I actually very much enjoy this work unless the weather is bad, or unless Seth and I have different ideas about how the process should go, or what particular patch of land the animals should be moved to next. If I’m not throwing electric fencing at Seth, then chances are, things are very good.
I’m thinking about creating a Terror Alert chart so that everyone will know whether it is safe to travel to Bangs. You know, for the tourists.
I don’t expect anybody to understand it, but I could stand out there for hours — and mean I have, I guess — watching the chickens scratch behind the piggies, and watching the piggies dig behind the goats. And here comes Molly, following the whole lot in her baby Carhart overalls with a bucket of pine cones she’s collected for Lord knows what ultimate purpose. Baby Eleanor’s in the sling along for the ride or, on the colder days, she’s fast asleep up in the house.
On a daily basis now, I find myself thinking very uncynical things like, “This scene feels like one long prayer,” and “Look how all these creatures can fall into a rhythm” and, for me, a semi-professional snark, this is an unusual and a refreshing change of pace. I think this means I have found my happy place?
Either that or the postpartum hormones are still leveling themselves out. Either way is fine by me.
Welp, I have done the impossible. I have achieved sandwich bread perfection.
Through trial and error, through rises and falls, through … four weeks of maternity leave, I have finally made the perfect sandwich bread. It’s a partial white/wheat/oat concoction that can withstand the abuse of the new or nursing mother:
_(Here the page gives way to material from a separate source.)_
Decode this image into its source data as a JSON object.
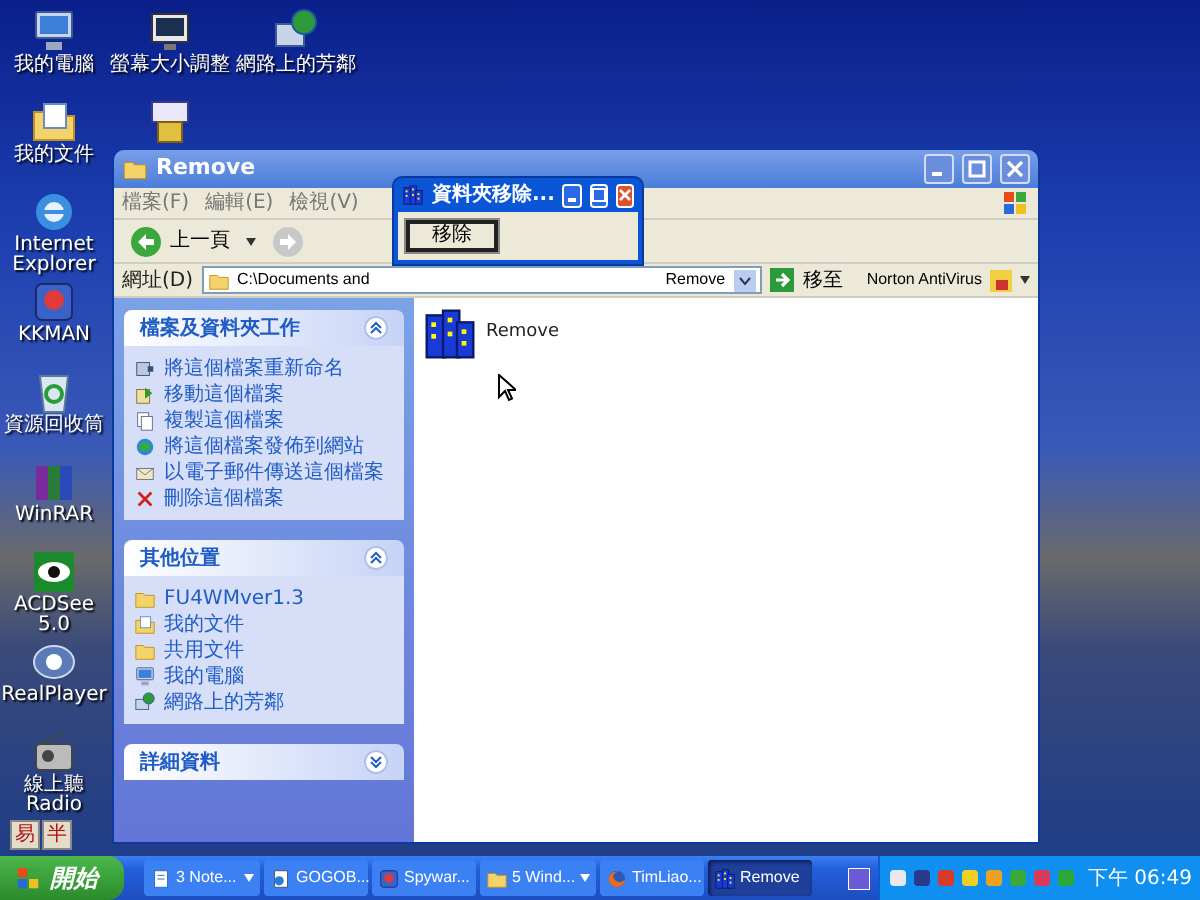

This bread can can hold itself together under the pressure of an ungodly amount of sandwich meat with the support of only one hand. No crumblies. Even after the third or fourth day, this bread keeps its shape and tastiness–assuming it makes it that long. We heart our carbs out here in the hinterlands. They burn hot in the gut on lonely rural nights.
I’d like to thank all who helped me along the narrow and rocky path of sandwich bread success, including master bread-maker Michael Padula, for the tip about increasing the oil from 2 tbs. to a full quarter-cup.
That, along with the reduced rising time, finally created the winning loaf.
Here is the method, for those who think that only suckers buy their own bread when 25-lbs. bags of bread flour cost something like $13 and hearty homemade bread can be its own meal:
4 c bread flour
1 to 1-1/2 c wheat flour
1/2 c oats
2 tbs. yeast
2-4 tbs. sugar (we go full-on 4 tbs. for that Amish buffet roll flavor)
1 1/2 tbs salt
2 c hot water (warm if you are proofing, hot if you are mixing yeast in with dry ingredients)
1/4 c oil
– mix dry ingredients, including yeast (be sure to ‘proof’ yeast separately if you’re not using instant)
– mix in hot water and oil for 5 minutes and check consistency. you want it to be wet, but you don’t want it impossible to knead because it is sticking to your hands. Better to err on the side of too wet, in my experience.
-that’s what she said
– knead 8 to 10 minutes (this subs in for an upper arm workout, in case you’re cutting out luxuries like gym membership fees) I like to spray a cookie sheet with non-stick spray and beat the crap out of the dough right there on the counter. Molly ‘helps.’
– separate dough into two loaves and let rise until doubled in size — no more than 30 minutes. 20 minutes is the zen for me.
– punch down dough and rework. i’ve found success by not kneading very much at all before second rise. some people just put the dough in the oven and go with it after the first rise, but a second rise works best for me.
– let it rise for not very long at all. put it in the oven almost immediately. I just let the oven heat up to 350 while the bread is in there rising. I let it bake for 25 minutes.
– consume 2 loaves of bread in one night. one-handed. it’s ok. you’ve earned it.